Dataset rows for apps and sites
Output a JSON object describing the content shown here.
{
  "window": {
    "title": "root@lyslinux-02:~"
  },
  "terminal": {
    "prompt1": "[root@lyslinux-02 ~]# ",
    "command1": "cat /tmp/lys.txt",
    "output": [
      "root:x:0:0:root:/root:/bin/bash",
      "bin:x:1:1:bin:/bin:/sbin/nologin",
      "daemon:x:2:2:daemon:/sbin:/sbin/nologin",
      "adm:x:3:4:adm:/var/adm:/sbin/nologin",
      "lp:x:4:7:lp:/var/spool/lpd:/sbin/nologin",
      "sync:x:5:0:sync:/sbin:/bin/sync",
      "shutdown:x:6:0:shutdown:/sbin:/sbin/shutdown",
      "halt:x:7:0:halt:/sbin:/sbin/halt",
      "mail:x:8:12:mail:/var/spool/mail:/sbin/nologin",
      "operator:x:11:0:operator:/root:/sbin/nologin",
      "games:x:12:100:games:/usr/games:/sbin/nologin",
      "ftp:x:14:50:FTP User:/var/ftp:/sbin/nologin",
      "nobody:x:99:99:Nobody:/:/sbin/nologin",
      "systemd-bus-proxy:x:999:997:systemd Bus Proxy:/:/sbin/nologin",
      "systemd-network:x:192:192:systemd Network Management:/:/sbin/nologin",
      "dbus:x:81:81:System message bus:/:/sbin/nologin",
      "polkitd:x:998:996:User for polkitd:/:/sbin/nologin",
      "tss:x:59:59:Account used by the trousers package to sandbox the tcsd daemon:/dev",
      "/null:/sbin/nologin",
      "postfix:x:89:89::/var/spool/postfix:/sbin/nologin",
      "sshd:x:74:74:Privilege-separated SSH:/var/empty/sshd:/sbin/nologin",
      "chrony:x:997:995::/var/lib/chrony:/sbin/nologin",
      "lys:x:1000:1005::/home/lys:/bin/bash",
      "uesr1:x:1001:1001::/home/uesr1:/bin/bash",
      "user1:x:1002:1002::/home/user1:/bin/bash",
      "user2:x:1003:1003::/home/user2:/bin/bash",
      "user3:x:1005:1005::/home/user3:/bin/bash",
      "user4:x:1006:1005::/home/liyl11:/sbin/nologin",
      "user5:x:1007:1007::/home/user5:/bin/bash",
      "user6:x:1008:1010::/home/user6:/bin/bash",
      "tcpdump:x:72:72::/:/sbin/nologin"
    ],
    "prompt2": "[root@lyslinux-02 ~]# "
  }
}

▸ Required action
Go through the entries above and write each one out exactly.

▸ Final answer
Output a JSON object describing the content shown here.
{
  "window": {
    "title": "root@lyslinux-02:~"
  },
  "terminal": {
    "prompt1": "[root@lyslinux-02 ~]# ",
    "command1": "cat /tmp/lys.txt",
    "output": [
      "root:x:0:0:root:/root:/bin/bash",
      "bin:x:1:1:bin:/bin:/sbin/nologin",
      "daemon:x:2:2:daemon:/sbin:/sbin/nologin",
      "adm:x:3:4:adm:/var/adm:/sbin/nologin",
      "lp:x:4:7:lp:/var/spool/lpd:/sbin/nologin",
      "sync:x:5:0:sync:/sbin:/bin/sync",
      "shutdown:x:6:0:shutdown:/sbin:/sbin/shutdown",
      "halt:x:7:0:halt:/sbin:/sbin/halt",
      "mail:x:8:12:mail:/var/spool/mail:/sbin/nologin",
      "operator:x:11:0:operator:/root:/sbin/nologin",
      "games:x:12:100:games:/usr/games:/sbin/nologin",
      "ftp:x:14:50:FTP User:/var/ftp:/sbin/nologin",
      "nobody:x:99:99:Nobody:/:/sbin/nologin",
      "systemd-bus-proxy:x:999:997:systemd Bus Proxy:/:/sbin/nologin",
      "systemd-network:x:192:192:systemd Network Management:/:/sbin/nologin",
      "dbus:x:81:81:System message bus:/:/sbin/nologin",
      "polkitd:x:998:996:User for polkitd:/:/sbin/nologin",
      "tss:x:59:59:Account used by the trousers package to sandbox the tcsd daemon:/dev",
      "/null:/sbin/nologin",
      "postfix:x:89:89::/var/spool/postfix:/sbin/nologin",
      "sshd:x:74:74:Privilege-separated SSH:/var/empty/sshd:/sbin/nologin",
      "chrony:x:997:995::/var/lib/chrony:/sbin/nologin",
      "lys:x:1000:1005::/home/lys:/bin/bash",
      "uesr1:x:1001:1001::/home/uesr1:/bin/bash",
      "user1:x:1002:1002::/home/user1:/bin/bash",
      "user2:x:1003:1003::/home/user2:/bin/bash",
      "user3:x:1005:1005::/home/user3:/bin/bash",
      "user4:x:1006:1005::/home/liyl11:/sbin/nologin",
      "user5:x:1007:1007::/home/user5:/bin/bash",
      "user6:x:1008:1010::/home/user6:/bin/bash",
      "tcpdump:x:72:72::/:/sbin/nologin"
    ],
    "prompt2": "[root@lyslinux-02 ~]# "
  }
}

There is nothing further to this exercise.